→ **AVAILABLE DATA**:
--------------------
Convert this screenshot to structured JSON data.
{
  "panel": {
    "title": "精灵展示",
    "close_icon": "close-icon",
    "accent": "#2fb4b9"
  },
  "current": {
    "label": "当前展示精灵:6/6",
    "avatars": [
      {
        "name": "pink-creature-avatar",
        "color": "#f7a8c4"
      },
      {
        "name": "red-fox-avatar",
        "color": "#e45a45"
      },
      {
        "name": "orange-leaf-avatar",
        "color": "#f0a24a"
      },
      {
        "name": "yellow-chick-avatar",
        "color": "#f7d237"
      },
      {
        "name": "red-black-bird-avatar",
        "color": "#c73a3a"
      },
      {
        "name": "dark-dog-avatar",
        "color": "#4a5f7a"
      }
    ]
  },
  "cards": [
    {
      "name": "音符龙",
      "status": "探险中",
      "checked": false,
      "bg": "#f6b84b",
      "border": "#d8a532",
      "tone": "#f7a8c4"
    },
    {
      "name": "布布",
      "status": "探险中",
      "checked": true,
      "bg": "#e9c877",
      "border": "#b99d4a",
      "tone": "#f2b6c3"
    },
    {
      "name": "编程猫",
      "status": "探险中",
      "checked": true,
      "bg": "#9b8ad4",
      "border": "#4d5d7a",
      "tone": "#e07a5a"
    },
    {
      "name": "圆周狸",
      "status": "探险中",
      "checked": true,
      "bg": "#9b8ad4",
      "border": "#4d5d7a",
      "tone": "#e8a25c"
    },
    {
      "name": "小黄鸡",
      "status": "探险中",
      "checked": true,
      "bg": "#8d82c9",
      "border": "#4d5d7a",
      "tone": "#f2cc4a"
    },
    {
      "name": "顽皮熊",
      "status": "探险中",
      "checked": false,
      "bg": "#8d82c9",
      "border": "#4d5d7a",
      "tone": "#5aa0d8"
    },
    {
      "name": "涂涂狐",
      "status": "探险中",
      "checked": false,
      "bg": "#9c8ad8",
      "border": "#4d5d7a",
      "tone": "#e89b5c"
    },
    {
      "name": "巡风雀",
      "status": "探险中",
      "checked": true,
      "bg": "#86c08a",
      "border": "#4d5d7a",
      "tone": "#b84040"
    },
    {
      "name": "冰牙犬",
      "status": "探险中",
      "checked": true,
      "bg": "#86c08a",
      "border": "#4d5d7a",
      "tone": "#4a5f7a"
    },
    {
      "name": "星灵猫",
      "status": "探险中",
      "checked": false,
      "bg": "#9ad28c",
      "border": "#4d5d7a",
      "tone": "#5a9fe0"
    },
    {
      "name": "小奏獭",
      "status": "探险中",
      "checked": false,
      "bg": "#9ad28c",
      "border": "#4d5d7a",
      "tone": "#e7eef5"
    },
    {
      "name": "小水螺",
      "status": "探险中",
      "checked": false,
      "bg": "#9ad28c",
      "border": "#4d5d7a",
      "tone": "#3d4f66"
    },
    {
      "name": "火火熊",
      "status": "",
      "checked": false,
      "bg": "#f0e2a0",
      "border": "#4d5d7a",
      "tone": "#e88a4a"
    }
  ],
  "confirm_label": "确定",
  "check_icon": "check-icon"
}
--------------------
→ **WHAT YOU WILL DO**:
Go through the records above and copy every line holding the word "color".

→ **RESPONSE**:
        "color": "#f7a8c4"
        "color": "#e45a45"
        "color": "#f0a24a"
        "color": "#f7d237"
        "color": "#c73a3a"
        "color": "#4a5f7a"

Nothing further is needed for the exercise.